In the search for lowered costs, increased efficiencies and improved outcomes, payers will increasingly become more hands on and directive about procedures and securing the best return on health possible. The power of surgeons will decrease. Payers and insurers dictate how and where a surgery will have to be performed based on quality, cost and long-term benefit. Payers are directly involved in decision-making, selecting hospitals, and at times even surgeons, as well as defining the procedure. Many countries will correspondingly have national transparency ratings on cost and quality performance.
The Digital Operating Room
Lastly, many see a gradual evolution and adoption of new digital technologies leading to a fundamental integrated transformation of surgery, processes and health outcomes. Surgery will embrace a portfolio of digital tools that are all interoperable.
- Centralised data sharing will integrate healthcare systems and a digital ecosystem
will emerge that is recognised by all players using common standards and protocols;
- Multiple physical and chemical sensors are increasingly embedded in all equipment to enable full real-time analysis and navigation; and
- With significant data visualisation and imaging improvements, high-resolution imaging and fast-developing holographics will provide us with the ability to see, interrogate and explore within the body before first incision – as well as throughout the surgical process.
The implications of these and other shifts on the future of surgery are clear:
- Many hospital procedures will have to be significantly redesigned to accommodate not just a different funding approach focused on outcomes but also greater weight from payers and the resulting reduced influence for the surgeon.
- Surgical equipment providers will need to become part of the increasingly digital infrastructure and many will have to reinvent their underlying business models. The funding pressures and the entry of data analysis experts into the sector will disrupt the status quo. Many will seek to expand their activities deeper into training: keeping surgical teams up to date on the latest techniques will become more of a continuous learnign experience than today and will be assisted by the advent of more virtual reality based simulation.
- Lastly, the relationship that we, the patient, have with the system will change. We will be given greater opportunity to make informed decisions earlier, see consequences and options and so, if we choose, adapt our behaviours. Behavioural change may be financially driven or on the basis of seeking better health. Either way, greater control will pass to the consumer of healthcare.

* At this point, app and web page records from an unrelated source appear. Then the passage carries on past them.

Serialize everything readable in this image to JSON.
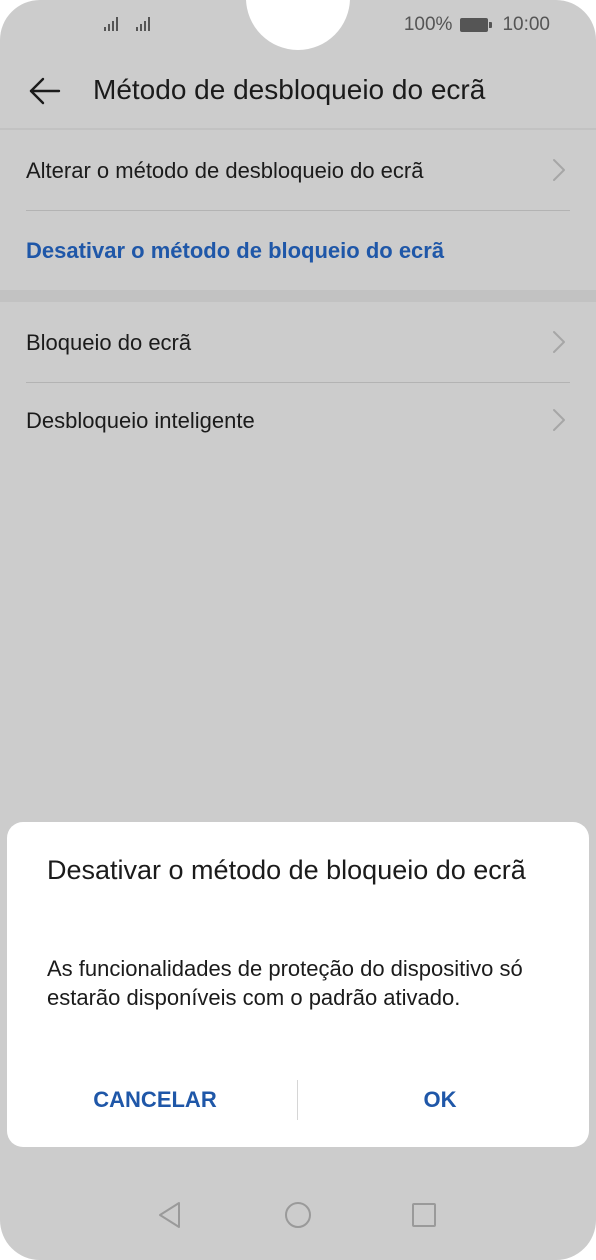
{
  "status_bar": {
    "battery_text": "100%",
    "time": "10:00",
    "icons": [
      "signal-icon",
      "signal-icon",
      "battery-icon"
    ]
  },
  "header": {
    "title": "Método de desbloqueio do ecrã",
    "back_icon": "arrow-left-icon"
  },
  "settings": {
    "change_method": "Alterar o método de desbloqueio do ecrã",
    "disable_method": "Desativar o método de bloqueio do ecrã",
    "screen_lock": "Bloqueio do ecrã",
    "smart_unlock": "Desbloqueio inteligente"
  },
  "dialog": {
    "title": "Desativar o método de bloqueio do ecrã",
    "message": "As funcionalidades de proteção do dispositivo só estarão disponíveis com o padrão ativado.",
    "cancel_label": "CANCELAR",
    "ok_label": "OK"
  },
  "nav_bar": {
    "icons": [
      "nav-back-icon",
      "nav-home-icon",
      "nav-recents-icon"
    ]
  },
  "colors": {
    "accent": "#1f57a8",
    "background_dim": "#cccccc",
    "dialog_bg": "#ffffff"
  }
}
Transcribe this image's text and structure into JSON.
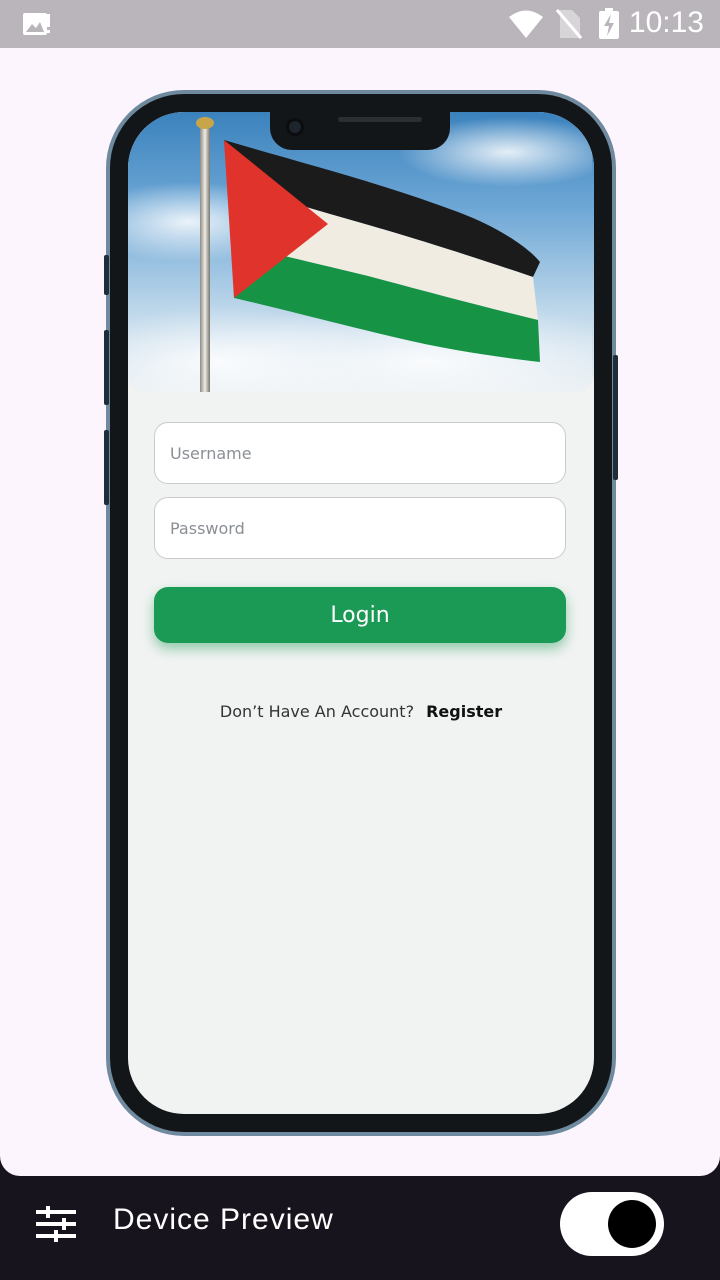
{
  "status_bar": {
    "time": "10:13",
    "icons": [
      "gallery-notification-icon",
      "wifi-icon",
      "no-sim-icon",
      "battery-charging-icon"
    ]
  },
  "app": {
    "flag_image": "palestine-flag-icon",
    "username": {
      "value": "",
      "placeholder": "Username"
    },
    "password": {
      "value": "",
      "placeholder": "Password"
    },
    "login_label": "Login",
    "register_prompt": "Don’t Have An Account?",
    "register_link": "Register",
    "colors": {
      "accent": "#1b9a55",
      "screen_bg": "#f1f3f2"
    }
  },
  "device_preview": {
    "label": "Device Preview",
    "settings_icon": "tune-icon",
    "toggle_on": true
  }
}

If you have any comments on the above, do let us know and we will be happy to include in an updated view later in the year.